[Dataset rows describing interfaces]
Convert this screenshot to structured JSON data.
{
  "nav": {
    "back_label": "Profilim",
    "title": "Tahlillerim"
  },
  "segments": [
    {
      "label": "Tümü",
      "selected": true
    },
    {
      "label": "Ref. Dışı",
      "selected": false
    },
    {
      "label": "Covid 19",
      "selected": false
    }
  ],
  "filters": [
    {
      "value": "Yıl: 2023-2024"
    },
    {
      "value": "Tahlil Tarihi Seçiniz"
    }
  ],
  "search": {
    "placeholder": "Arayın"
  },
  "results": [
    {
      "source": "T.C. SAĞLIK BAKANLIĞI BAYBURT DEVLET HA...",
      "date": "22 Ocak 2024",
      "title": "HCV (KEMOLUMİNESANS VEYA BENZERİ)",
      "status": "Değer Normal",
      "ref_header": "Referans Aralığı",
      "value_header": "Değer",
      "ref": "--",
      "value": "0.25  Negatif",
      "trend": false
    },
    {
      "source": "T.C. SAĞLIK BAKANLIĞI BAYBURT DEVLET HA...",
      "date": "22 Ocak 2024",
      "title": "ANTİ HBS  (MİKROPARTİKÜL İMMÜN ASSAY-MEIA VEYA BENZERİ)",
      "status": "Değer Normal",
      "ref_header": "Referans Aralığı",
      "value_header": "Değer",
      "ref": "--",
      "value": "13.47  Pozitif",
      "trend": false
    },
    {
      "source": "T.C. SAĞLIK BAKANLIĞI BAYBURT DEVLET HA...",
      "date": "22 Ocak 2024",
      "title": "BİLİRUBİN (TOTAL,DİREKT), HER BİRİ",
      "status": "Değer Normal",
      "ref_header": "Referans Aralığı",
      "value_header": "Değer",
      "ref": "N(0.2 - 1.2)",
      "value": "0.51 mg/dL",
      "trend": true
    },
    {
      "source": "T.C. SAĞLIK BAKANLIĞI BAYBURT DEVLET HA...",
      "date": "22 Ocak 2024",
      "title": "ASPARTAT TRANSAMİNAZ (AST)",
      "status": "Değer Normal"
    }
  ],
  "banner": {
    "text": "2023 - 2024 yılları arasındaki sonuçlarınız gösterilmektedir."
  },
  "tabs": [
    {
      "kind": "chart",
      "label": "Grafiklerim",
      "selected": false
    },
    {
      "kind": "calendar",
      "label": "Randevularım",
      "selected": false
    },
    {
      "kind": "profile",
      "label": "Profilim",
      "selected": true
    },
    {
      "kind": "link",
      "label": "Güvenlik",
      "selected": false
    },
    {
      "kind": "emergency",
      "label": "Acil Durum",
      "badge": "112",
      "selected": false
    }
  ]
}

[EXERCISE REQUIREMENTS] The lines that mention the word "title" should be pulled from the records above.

[WRITTEN ANSWER]
    "title": "Tahlillerim"
      "title": "HCV (KEMOLUMİNESANS VEYA BENZERİ)",
      "title": "ANTİ HBS  (MİKROPARTİKÜL İMMÜN ASSAY-MEIA VEYA BENZERİ)",
      "title": "BİLİRUBİN (TOTAL,DİREKT), HER BİRİ",
      "title": "ASPARTAT TRANSAMİNAZ (AST)",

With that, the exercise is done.